On 23rd August 1305, William Wallace was taken from Westminster hall, stripped naked and dragged backwards through the city at the heels of a horse to the Elms at Smithfield. He was hung but released while he was still alive. He was castrated, eviscerated and his bowels burnt before him. After that, he was beheaded. His body was then cut into four parts while his preserved head (dipped in tar) was placed on a pike atop London Bridge. His limbs were displayed, separately, in Newcastle, Berwick, Stirling and Aberdeen.
William Wallace had evaded capture since the Battle of Stirling. But on 5th August, a Scottish knight turned Wallace over to the English near Glasgow. He was transported to Westminster Hall where he was tried for treason and sentenced to death, but he was a condemned man well before that.
From his refuge in the Scottish highlands, Wallace had heard of the battle at Berwick. He'd heard of Edward I's army as it marched into Scotland, trumpets blaring and drums pounding. He'd heard that Edward sat high on the hill overlooking the town as the blustery wind blew his beard, strewn with silvery grey whiskers, as his long hair whipped around his face. His mouth had been smiling but it was the smile of a man who wonders which bug to squash first. As the two armies clashed below, his chainmail shone and the evil smile spread further across his battle-weathered face, highlighted against the gleaming sun in a clear blue sky.
Wallace had heard all the reports and he was seething. Berwick would never be the same, they said. For two days, blood had flowed from the slain and at the end of the battle, thousands of corpses were thrown like garbage down wells and into the sea.
Wallace had been holding back his raggedy army of men who had been itching for a fight and he wasn't about to hold them back another day. What they lacked in experience they made up for in cold-bloodedness and determination. He was about to show the English king what it was like to face a race of people who were fierce in the patriotism of their country and who wouldn't give up without a fight.
Edward should have left his grievance with France behind him. Instead, he returned to France and left John Warenne, Earl of Surrey as his commander in chief. On 11th September 1297, Warenne found himself face to face with Wallace on the other side of Stirling Bridge.
In hindsight, Warenne should have listened to his knights. Only one hour before, he’d watched as Wallace and his band of brigands glared at him from the other side of the bridge.

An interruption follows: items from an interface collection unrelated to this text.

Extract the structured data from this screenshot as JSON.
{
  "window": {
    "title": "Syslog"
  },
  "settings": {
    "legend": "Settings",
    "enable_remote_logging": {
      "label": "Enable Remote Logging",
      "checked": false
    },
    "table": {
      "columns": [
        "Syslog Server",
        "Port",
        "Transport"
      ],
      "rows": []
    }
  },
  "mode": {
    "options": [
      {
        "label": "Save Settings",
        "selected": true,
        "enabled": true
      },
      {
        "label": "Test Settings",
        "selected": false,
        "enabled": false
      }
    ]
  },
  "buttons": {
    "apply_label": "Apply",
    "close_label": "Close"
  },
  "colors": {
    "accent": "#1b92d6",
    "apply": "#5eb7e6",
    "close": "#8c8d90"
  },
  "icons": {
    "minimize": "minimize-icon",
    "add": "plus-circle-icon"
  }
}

He’d listened in silence as his officers urgently tried to convince him of the dangers of deploying across the bridge, especially with Wallace waiting on the other side. They argued that it would take eleven hours to move their entire army across the bridge. In that time, they would be open to attack and totally vulnerable. And what if Wallace met them halfway and attacked before the passage was complete?
John Warenne was a battle-hardened commander in the north but he made a fateful mistake that day. He refused to listen and he ordered his troops to cross the bridge anyway.
As the knights had predicted, Wallace watched eagerly as the English troops moved forward. He had little if no experience as a leader but he had what most good commanders had. Instinct. He waited for the exact right moment and then hurled the full force of his men at them and in the chaos, five thousand English men were slaughtered. Edward had released the monster and Wallace was the result.
Edward wasn’t about to let a repeat of Stirling Bridge happen. This time, he was fully prepared. He had brought his full cavalry and his Welsh archers and they relentlessly rained arrows into the Scottish lines at Falkirk. The battle was lost for the Scots almost as soon as the first arrows began to fall, sending Wallace and his men fleeing into the hills.
It was the beginning of the end for William Wallace, just a matter of time before he was captured and executed. But waiting to take up the challenge for Scotland was Robert the Bruce. As far as Edward was concerned, Scotland was dead. But as far as the Scots were concerned, they had only just started.